Although Adigozalov had become seriously ill in the last few years of his life, he continued to carry out his responsibilities both at the Azerbaijan Composers' Union where he was Chairman (1990–2006), as well as the Music Academy where he had taught since 1961, and where he had chaired the Department of Choral Conducting (1992–2006).[1]

Recognition[edit]

Vasif Adigozalov enjoyed official recognition as the recipient of Azerbaijan's highest national awards – People's Artist of Azerbaijan (Khalg Artisti, 1989), State Prize (Dovlat Mukafati, 1990), Glory (Shohrat Order, 1995), and Independence Orders (Istiglal Ordeni, 2005).[2]

Had Vasif Adigozalov only written "Carnation" (1960), which dozens of Azerbaijani singers have performed in various arrangements, it would have been sufficient enough for him to assume an honorable place in the history of Azerbaijani music and culture. Adigozalov wrote "Carnation" at the age of 25, as a tribute to Natavan (1832–1897), a famous 19th century poetess and ruler of Karabakh - a mountainous region known for being a cultural center in Azerbaijan.

Vasif Adigozalov's works continue to be appreciated and performed by Azerbaijani pianists of all generations.

List of Works (1935-2006)[edit]

Operas: The Dead (1963), Natavan (2003).

Operettas: Haji Gara (with Ramiz Mustafayev) (1958), The Daily Scenes (1962), Granny's Happiness (1971), Let's Get Divorced and Married Later (1976), The Devil Eye (1985).

Oratorios: Land of Fire (1987), Garabagh Shikastasi (1989), Chanakkale (1998), Caravan of Sadness (1999).

Cantatas: My Novruz (1994), Solemn Cantata (1998).

Symphonic Music: Four symphonies (1958, 1970, 1973, 1998-Segah), Symphonic poems: Heroic (1957), Africa Struggles (1961), Stages (1968); Festive Overture (1978), Poem for Four Pianos and Orchestra (1982), Four Concertos for Piano and Orchestra (1961, 1964, 1985, 1994), Concerto for Violin and Orchestra (1961), Concerto for Cello and Orchestra (1990).

Instrumental Music: Sonatina for Cello and Piano (1957), Sonata for Piano (1957), Scherzo for Violin and Piano (1958), Piano Pieces for Children (1959), 24 Piano Pieces for Children (1961), Poem Apotheosis: Two Pianos & Orchestra (1980), Sonata for Cello (1987), Mugham Sonata for Organ (1988), 24 Preludes for Piano (1995).

More than 150 songs and romances. Soundtracks for plays, documentaries and films.

References[edit]

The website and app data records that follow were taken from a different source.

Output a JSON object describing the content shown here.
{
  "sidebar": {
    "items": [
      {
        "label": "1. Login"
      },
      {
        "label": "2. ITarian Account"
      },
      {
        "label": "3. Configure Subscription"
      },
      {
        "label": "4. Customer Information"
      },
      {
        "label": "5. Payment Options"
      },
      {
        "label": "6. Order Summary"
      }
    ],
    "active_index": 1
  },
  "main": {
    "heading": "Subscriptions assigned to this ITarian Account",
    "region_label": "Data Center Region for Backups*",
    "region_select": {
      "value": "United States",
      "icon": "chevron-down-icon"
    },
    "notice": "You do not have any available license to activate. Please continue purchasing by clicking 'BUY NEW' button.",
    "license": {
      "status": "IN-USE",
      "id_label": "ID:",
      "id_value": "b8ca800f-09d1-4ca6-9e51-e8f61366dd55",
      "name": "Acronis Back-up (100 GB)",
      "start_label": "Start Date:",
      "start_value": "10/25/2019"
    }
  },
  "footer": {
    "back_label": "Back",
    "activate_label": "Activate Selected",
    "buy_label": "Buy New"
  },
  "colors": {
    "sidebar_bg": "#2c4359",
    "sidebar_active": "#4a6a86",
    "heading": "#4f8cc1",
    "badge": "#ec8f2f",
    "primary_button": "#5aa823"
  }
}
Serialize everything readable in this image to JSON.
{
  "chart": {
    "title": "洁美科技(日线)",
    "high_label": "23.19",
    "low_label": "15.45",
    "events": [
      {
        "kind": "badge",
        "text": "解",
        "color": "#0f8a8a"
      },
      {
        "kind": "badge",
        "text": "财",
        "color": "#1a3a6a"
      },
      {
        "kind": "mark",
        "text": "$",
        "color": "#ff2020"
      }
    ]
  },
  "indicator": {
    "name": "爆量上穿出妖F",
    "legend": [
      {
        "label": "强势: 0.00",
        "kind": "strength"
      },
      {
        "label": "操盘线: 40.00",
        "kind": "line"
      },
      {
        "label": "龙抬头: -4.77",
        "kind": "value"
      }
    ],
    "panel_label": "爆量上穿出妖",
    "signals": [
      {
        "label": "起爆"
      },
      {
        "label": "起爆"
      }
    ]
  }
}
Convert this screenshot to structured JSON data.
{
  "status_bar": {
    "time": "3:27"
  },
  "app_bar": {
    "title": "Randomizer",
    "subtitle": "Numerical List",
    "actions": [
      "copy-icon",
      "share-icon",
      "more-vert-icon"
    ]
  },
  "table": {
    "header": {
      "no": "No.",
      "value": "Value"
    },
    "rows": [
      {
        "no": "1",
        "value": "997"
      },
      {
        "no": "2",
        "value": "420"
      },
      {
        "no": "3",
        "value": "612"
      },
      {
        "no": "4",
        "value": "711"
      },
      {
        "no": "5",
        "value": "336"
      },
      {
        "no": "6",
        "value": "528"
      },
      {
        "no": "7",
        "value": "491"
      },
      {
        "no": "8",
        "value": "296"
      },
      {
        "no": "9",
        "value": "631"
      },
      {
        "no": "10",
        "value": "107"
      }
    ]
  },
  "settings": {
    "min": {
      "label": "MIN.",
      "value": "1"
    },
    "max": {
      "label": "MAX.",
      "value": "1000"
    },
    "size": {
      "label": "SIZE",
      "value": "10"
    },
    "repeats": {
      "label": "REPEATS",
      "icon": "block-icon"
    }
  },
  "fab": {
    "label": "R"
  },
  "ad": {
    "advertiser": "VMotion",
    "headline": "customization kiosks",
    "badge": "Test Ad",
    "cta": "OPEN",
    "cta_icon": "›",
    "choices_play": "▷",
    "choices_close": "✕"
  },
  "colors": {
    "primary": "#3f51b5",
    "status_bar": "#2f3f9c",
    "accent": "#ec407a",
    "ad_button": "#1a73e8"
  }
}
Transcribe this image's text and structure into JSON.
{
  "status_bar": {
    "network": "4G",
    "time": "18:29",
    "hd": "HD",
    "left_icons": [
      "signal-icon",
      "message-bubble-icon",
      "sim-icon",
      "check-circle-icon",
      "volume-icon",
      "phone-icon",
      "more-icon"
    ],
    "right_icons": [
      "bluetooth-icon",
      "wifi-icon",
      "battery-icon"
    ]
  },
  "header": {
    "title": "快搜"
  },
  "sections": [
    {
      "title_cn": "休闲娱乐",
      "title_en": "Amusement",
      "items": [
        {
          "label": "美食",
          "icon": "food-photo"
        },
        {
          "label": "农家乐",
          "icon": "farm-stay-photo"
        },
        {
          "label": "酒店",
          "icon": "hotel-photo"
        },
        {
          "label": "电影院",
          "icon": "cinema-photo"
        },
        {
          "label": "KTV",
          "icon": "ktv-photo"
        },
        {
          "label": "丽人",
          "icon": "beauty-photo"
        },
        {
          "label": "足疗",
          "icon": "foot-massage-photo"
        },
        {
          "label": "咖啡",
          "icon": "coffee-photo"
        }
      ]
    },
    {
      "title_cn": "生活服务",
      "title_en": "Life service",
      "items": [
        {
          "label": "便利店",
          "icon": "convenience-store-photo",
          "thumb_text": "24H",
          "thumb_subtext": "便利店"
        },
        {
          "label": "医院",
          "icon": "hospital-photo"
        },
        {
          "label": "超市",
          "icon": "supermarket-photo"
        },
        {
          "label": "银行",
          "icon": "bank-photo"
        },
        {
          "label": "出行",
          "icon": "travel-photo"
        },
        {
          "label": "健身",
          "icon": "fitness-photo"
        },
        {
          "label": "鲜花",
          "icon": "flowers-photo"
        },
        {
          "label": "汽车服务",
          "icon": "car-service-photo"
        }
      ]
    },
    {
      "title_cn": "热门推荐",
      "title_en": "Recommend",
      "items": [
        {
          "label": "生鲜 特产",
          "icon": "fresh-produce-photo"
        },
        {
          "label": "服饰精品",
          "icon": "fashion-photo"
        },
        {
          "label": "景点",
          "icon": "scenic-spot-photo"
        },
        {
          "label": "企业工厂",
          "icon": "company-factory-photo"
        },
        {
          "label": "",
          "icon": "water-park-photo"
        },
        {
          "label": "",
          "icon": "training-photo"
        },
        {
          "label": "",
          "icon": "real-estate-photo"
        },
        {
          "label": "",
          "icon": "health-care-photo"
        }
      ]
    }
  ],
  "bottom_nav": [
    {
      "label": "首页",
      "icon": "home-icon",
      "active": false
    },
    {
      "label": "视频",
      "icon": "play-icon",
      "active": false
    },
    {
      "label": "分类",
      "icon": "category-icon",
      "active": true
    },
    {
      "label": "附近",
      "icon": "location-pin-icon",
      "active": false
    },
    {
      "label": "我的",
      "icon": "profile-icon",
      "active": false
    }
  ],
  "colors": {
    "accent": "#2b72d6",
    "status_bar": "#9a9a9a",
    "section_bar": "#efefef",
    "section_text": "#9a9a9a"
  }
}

  1. ^ a b "Vasif Adigozalov (1935-2006): One of Azerbaijan's Most Prolific Composers" by Dr. Aida Huseinova in Azerbaijan International, Vol. 14:3 (Autumn 2006), pp. 14-15
  2. ^ a b (Russian) Outstanding Azerbaijani Composer Vasif Adigozalov Has Passed Away Rol.ru. September 15, 2006

External links[edit]